Cell by Stephen King

Hello once more bibliophiles!

If you’ve read any of my previous blog posts, you’ll realize that I really do jump around in all different genres of novels. From Mindy Kaling to Harry Potter to Outlander and now to Stephen King. I just love ’em all!


I just finished listening to Cell by Stephen King. I’m definitely a fan of Stephen King’s work, especially Dreamcatcher and the ever-popular It. When I was younger I used to read WAY more horror. As I’ve grown older, I’ve become more of a baby I guess. What’s that all about?


Anyways, the premise of Cell is that one tragic day, a “pulse” is sent out through all cell phones, instantly driving anyone on them crazy and murderous.

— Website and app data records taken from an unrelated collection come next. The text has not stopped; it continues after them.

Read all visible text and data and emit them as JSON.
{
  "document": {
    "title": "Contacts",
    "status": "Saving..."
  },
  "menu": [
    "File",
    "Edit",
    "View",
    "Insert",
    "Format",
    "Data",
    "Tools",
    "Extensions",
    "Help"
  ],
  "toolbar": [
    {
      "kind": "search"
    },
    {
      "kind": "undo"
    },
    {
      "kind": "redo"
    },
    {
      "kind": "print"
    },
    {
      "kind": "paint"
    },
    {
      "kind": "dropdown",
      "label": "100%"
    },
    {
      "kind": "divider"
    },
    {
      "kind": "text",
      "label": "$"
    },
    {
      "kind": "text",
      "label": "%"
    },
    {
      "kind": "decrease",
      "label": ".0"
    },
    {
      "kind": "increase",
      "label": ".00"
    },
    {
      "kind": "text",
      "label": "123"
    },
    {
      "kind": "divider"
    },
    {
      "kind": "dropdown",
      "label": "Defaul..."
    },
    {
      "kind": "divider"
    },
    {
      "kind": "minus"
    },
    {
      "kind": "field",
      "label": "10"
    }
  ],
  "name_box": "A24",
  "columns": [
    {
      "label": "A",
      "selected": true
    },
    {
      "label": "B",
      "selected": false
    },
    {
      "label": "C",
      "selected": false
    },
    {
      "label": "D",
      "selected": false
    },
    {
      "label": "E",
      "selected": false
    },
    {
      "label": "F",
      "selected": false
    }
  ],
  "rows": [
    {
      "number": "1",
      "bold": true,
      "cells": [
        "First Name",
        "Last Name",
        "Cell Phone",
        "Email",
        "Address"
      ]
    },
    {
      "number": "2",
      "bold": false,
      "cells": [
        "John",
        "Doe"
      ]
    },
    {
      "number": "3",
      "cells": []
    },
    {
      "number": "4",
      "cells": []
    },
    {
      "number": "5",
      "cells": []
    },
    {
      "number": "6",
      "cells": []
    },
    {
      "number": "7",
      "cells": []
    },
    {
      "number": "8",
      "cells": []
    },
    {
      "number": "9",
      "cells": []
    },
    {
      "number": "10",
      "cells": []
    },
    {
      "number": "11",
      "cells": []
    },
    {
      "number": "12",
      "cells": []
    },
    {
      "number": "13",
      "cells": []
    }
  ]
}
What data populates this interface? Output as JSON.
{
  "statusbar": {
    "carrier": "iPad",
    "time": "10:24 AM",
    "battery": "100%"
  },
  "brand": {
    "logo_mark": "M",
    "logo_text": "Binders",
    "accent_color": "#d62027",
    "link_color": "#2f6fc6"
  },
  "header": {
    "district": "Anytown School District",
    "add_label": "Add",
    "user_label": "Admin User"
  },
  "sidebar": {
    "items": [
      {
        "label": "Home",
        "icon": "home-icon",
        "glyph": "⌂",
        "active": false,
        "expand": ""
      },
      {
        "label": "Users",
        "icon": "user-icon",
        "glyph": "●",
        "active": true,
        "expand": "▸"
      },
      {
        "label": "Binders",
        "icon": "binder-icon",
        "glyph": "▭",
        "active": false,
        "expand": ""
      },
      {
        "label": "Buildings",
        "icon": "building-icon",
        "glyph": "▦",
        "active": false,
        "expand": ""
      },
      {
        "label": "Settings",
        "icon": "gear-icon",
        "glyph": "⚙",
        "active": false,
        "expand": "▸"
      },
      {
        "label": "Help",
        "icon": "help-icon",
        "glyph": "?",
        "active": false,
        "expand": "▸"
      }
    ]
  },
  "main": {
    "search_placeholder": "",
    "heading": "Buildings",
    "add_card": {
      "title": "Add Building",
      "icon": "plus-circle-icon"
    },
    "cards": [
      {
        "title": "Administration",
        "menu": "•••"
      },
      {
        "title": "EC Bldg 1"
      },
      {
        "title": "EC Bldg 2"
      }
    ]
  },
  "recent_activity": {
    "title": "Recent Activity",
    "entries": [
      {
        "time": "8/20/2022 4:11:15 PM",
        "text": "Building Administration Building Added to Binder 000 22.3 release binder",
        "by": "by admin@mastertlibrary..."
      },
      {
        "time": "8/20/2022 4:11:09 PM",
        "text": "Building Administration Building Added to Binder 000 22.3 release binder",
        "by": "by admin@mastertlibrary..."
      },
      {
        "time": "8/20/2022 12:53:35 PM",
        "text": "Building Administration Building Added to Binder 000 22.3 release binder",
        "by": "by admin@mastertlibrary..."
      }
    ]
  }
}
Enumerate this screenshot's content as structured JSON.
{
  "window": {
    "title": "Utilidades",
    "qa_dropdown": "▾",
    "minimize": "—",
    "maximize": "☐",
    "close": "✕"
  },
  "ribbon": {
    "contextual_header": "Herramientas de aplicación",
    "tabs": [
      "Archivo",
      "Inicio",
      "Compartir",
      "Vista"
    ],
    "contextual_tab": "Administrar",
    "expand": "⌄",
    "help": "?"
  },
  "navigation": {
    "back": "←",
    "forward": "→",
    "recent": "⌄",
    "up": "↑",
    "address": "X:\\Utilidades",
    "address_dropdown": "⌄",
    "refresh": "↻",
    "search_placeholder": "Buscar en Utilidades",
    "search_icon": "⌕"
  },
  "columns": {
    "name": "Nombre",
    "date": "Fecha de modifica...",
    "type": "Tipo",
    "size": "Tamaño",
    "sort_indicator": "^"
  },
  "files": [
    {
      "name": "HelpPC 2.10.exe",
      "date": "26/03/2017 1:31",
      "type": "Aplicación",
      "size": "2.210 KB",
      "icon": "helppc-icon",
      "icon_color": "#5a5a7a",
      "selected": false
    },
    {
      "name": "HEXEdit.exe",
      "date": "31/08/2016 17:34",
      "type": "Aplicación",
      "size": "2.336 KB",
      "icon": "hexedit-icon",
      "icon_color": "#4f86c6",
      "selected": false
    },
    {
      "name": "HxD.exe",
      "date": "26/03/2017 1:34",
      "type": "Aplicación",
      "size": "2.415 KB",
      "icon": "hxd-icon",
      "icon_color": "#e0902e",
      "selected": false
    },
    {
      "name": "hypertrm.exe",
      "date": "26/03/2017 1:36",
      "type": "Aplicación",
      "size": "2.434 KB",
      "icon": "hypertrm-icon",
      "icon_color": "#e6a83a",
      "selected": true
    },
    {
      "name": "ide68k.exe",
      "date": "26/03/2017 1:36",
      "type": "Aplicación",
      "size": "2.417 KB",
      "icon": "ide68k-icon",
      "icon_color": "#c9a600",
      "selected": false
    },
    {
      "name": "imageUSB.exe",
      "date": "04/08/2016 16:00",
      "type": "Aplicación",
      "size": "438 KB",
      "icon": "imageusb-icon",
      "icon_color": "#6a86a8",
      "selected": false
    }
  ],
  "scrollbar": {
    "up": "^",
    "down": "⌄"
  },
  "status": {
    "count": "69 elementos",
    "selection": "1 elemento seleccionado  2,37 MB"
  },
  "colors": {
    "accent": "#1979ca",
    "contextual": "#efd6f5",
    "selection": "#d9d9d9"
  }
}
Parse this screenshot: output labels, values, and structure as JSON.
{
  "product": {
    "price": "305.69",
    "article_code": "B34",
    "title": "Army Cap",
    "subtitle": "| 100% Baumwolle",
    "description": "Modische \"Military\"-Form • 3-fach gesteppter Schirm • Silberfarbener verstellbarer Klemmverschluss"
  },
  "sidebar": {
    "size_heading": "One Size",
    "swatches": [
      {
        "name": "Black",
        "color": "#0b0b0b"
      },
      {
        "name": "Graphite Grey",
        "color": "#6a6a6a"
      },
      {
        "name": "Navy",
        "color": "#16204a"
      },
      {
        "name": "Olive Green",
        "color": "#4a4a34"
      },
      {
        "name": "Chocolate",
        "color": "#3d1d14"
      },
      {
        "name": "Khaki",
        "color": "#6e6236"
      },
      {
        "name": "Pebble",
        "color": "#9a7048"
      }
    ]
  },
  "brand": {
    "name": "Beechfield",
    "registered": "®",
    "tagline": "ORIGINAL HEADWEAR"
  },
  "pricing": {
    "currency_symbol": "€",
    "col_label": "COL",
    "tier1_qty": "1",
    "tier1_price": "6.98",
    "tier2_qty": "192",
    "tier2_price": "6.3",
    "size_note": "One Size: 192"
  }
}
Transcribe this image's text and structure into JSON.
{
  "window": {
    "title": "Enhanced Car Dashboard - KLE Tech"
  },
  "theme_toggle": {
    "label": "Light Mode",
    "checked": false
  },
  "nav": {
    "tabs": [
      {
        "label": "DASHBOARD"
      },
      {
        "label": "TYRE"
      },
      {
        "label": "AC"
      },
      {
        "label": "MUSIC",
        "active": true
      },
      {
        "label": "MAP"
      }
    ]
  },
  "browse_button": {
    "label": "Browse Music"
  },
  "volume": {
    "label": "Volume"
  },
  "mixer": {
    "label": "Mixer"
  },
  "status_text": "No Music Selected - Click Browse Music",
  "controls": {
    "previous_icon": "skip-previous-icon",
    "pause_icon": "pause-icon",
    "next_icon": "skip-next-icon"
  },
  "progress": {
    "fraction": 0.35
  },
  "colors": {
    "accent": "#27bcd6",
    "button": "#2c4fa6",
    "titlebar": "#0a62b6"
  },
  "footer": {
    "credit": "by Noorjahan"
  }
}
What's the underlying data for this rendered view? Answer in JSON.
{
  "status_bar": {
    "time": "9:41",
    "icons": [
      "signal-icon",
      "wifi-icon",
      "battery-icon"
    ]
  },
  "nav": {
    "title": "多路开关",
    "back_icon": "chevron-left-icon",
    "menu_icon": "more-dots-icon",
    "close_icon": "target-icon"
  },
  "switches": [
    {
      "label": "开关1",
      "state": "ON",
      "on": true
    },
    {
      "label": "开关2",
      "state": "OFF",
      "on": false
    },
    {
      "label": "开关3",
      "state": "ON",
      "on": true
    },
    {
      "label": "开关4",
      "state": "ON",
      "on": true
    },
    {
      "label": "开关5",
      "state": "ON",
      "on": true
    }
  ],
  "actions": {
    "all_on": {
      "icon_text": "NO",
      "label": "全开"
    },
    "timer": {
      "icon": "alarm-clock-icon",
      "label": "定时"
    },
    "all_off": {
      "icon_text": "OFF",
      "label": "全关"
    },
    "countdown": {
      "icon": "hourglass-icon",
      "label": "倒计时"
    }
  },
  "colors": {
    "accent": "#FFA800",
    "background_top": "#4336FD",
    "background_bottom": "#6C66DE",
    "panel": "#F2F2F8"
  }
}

The “normies” (normal people) struggle to survive in a drastically deteriorating world. Narrated from the point of view of Clay, a middle-aged man who collects a rag-tag bunch of sidekicks, the story unfolds at a rather abrupt pace as you uncover the secrets behind the “pulse”. Essentially, the “phone-crazies” begin to reboot into some semblance of humanity, minus guilt, reasoning, love …  basically without any of the good feelings. On the positive side (well, positive for them, not the “normies”), they get telepathy, mind control, and levitation. I don’t know, sounds like a pretty good deal to me.

If you like King’s work, then of course you’ll probably love Cell. If you’ve never tried King, this is as good a place as any to start. In fact, it may be a bit easier to swallow than some of his crazier stuff. But be warned, this book is not for the faint-hearted. While I love King’s unique style of description and narration, the visuals can sometimes be a little TOO visual. Don’t get me wrong, I usually enjoy works that contain violence. (Be careful reading here: I don’t enjoy the violence, usually just the story.) I mean I’m a hard-core Game of Thrones fan. BUT this book starts off fast and before I knew what was happening, I was picturing a guy tearing a dog’s ear off with his teeth! (I wouldn’t consider that much of a spoiler.) (By the way, am I using a lot of parentheses today? I am, aren’t I?)

(Well, my brain-eyes anyways. I’m not making sense here. Let’s move on.)

So final recommendations: if you enjoy psychological thrillers, horror stories, or King’s work in general, go grab Cell!

Until next time (which should be soon because I’m almost done with Voyager), bibliophiles! (Damn, there are the parentheses again!)